Why Jude Ower is one to watch in 2016

Delivering social good, as well as a service, is fast becoming a must-have rather than a nice-to-have, not just for companies and brands but for games themselves. Playmob is working hard to meet that need: “We’re working more strategically with games studios as they view charity work as not separate to the business but integral to engage with millennial audiences. We’re also making our platform more sophisticated in terms of emotional intelligence and better use of data, to find the ideal match for games and charities and brands,” Ower says.

3. The designer of wearable tech: Anouk Wipprecht

When Fergie from the Black Eyed Peas needed a pair of knock-out shoes for her performance at the Super Bowl, she asked fashion tech designer Anouk Wipprecht for help. Her fibre-optic high-heeled boots not only caused a stir, they put Anouk’s designs firmly on the fashion map. “I started combining microcontrollers with fashion design and textiles in 2006. As technology grew closer to the body, I saw that this could open up possibilities of electronic fashion,” she explains.

Alongside creating her own designs, Wipprecht works with companies such as Intel, Audi and Autodesk. “We mainly work on creating wearables (wristbands and activity trackers) or conceptual garments that are tech-infused like mine, but I think the real catch is a focus on smart textiles. As chips and sensors are getting smaller, they are easier to integrate into the physical weave of a garment. I think that will be the start of some exciting times, when the fabric you wear becomes a second skin,” she says.

Whilst there are a lot of fashion tech concepts, Wipprecht doesn’t expect them to become mainstream until two to five years time. “There are still problems to solve: washability (we need to be able to wash our electronics), energising (we need to keep our garments charged) and maintenance – since who will repair your garment when it breaks? But conversation with the technology industry is there, and companies such as Intel are really pushing it,” she adds.

Why Anouk Wipprecht is one to watch in 2016

Wipprecht is experimenting with a couple of partners to get a first generation of designs to market. “From a fashion tech perspective, there will be cool new sensors added at the second half of 2016 that will change the way we measure wireless biosignals.

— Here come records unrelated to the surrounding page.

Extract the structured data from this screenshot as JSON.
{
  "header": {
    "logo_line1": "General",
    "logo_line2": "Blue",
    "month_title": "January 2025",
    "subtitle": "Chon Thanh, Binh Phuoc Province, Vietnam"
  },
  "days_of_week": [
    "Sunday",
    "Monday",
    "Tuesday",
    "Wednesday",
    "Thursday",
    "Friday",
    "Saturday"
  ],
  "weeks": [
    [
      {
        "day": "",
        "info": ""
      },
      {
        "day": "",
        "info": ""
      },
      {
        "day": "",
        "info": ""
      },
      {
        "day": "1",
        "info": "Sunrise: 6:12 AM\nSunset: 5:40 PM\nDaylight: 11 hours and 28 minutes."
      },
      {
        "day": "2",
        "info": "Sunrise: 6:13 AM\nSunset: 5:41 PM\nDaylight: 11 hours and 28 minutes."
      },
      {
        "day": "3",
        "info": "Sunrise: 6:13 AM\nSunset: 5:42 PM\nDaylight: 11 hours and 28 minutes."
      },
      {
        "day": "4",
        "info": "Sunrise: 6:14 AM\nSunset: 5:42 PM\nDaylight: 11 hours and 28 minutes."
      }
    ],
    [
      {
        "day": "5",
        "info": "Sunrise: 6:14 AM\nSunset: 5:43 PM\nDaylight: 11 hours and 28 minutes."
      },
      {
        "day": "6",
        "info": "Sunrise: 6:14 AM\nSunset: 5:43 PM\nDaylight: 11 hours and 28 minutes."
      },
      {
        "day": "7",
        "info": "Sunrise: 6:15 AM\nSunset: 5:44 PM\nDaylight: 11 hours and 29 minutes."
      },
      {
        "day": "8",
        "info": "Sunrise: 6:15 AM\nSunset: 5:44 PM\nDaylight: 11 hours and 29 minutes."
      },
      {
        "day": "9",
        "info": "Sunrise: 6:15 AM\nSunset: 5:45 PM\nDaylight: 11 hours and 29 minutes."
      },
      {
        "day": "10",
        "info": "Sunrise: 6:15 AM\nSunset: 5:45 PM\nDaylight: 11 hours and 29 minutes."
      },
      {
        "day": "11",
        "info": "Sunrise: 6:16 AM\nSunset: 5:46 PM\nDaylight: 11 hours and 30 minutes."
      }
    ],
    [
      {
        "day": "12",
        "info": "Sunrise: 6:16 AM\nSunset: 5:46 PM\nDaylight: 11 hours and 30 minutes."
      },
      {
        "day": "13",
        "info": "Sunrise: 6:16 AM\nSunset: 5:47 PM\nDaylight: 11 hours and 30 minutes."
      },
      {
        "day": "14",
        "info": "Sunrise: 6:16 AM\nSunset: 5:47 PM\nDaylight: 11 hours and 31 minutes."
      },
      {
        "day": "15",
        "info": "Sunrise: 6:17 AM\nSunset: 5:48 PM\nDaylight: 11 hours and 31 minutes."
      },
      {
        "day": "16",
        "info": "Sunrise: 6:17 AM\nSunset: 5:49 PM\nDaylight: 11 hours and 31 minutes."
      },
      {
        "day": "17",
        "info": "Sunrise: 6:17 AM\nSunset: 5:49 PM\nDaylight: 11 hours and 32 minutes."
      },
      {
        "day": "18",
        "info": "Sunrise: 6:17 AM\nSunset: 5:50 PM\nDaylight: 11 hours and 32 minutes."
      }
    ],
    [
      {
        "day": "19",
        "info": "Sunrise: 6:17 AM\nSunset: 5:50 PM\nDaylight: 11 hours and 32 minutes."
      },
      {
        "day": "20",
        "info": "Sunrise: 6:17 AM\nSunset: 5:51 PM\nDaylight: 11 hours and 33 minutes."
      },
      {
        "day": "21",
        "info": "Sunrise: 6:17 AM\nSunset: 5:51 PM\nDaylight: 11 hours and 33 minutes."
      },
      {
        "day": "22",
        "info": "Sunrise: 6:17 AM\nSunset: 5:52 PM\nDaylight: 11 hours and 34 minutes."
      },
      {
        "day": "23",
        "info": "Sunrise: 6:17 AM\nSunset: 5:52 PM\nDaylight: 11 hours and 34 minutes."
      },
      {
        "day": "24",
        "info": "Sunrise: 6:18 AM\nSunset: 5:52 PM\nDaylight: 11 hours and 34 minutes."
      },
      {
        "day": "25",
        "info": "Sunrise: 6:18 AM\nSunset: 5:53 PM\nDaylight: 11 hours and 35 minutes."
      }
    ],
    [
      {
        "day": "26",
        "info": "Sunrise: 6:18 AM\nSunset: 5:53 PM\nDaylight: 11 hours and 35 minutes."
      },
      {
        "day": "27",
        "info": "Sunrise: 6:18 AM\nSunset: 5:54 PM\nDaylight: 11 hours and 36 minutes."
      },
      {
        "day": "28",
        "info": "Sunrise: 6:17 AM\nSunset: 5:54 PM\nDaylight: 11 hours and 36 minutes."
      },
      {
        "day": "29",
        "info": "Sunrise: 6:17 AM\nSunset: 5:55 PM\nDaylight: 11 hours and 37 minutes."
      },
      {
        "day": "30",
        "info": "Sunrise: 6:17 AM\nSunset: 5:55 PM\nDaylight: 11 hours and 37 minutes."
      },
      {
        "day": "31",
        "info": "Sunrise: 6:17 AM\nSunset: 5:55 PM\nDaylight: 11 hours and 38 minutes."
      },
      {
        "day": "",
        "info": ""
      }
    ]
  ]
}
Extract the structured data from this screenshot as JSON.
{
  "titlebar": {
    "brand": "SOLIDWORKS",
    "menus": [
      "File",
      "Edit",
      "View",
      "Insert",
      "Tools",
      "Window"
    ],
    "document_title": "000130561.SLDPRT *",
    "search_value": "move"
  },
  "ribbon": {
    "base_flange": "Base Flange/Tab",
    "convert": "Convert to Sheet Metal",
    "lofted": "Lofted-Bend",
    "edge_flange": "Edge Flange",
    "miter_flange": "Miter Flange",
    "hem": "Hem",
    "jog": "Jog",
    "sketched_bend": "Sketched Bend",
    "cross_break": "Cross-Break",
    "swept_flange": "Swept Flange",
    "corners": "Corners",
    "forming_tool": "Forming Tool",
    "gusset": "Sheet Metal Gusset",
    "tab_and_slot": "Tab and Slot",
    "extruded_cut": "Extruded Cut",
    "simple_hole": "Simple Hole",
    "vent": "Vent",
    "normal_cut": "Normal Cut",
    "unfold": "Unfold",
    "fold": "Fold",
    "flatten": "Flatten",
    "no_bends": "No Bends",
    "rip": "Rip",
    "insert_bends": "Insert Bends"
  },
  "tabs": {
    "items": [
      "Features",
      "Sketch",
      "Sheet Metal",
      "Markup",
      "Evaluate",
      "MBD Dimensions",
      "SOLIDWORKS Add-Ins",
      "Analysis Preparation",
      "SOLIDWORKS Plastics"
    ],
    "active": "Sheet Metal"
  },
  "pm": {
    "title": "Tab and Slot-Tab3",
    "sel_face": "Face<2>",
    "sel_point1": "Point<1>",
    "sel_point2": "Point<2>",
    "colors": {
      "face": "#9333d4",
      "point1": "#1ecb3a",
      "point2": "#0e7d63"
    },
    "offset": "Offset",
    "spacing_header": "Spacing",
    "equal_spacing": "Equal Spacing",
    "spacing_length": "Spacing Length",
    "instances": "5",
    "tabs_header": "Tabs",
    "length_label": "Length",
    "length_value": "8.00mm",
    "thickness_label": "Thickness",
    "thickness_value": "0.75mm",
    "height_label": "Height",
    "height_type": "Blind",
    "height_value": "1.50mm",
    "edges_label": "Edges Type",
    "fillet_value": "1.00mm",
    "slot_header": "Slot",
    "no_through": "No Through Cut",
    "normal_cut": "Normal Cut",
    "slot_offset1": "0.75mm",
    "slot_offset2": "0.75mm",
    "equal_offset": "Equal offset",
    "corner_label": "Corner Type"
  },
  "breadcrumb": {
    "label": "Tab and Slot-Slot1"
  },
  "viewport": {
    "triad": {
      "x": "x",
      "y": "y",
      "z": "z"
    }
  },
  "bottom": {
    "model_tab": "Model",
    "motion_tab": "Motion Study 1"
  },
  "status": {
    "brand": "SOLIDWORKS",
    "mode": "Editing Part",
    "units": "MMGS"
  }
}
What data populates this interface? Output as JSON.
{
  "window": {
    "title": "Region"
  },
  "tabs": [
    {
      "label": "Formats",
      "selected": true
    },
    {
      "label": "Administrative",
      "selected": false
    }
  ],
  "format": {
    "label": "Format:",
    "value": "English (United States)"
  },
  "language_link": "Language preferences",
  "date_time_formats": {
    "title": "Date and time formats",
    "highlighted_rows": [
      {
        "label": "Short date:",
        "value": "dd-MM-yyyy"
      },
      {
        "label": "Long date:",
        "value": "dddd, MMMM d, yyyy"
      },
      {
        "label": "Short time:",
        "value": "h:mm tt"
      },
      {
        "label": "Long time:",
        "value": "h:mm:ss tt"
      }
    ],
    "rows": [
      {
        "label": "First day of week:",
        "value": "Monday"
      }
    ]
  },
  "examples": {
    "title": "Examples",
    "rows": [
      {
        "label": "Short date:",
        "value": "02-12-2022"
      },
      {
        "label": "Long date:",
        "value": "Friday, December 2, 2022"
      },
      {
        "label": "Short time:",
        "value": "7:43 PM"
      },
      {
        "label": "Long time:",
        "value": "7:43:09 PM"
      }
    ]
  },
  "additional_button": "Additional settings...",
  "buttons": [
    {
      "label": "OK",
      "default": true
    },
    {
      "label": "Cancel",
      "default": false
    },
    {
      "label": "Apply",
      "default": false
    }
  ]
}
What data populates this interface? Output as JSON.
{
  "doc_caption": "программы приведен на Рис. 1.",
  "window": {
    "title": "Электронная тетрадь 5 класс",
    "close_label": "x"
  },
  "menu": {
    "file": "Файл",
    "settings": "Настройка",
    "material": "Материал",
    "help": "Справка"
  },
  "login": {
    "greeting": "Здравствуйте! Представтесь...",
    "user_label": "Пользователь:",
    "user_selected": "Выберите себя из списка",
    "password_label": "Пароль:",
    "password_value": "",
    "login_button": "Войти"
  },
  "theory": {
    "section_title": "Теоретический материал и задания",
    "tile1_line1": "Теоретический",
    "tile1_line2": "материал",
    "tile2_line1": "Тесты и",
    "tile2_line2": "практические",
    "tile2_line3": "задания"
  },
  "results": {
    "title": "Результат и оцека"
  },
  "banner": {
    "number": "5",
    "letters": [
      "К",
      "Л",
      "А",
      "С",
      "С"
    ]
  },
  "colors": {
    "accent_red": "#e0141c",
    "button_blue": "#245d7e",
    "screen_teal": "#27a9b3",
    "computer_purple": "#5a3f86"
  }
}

And getting more of our grip on our emotional data will advance wearable electronics,” she adds.

Continues on page 2

Read more about: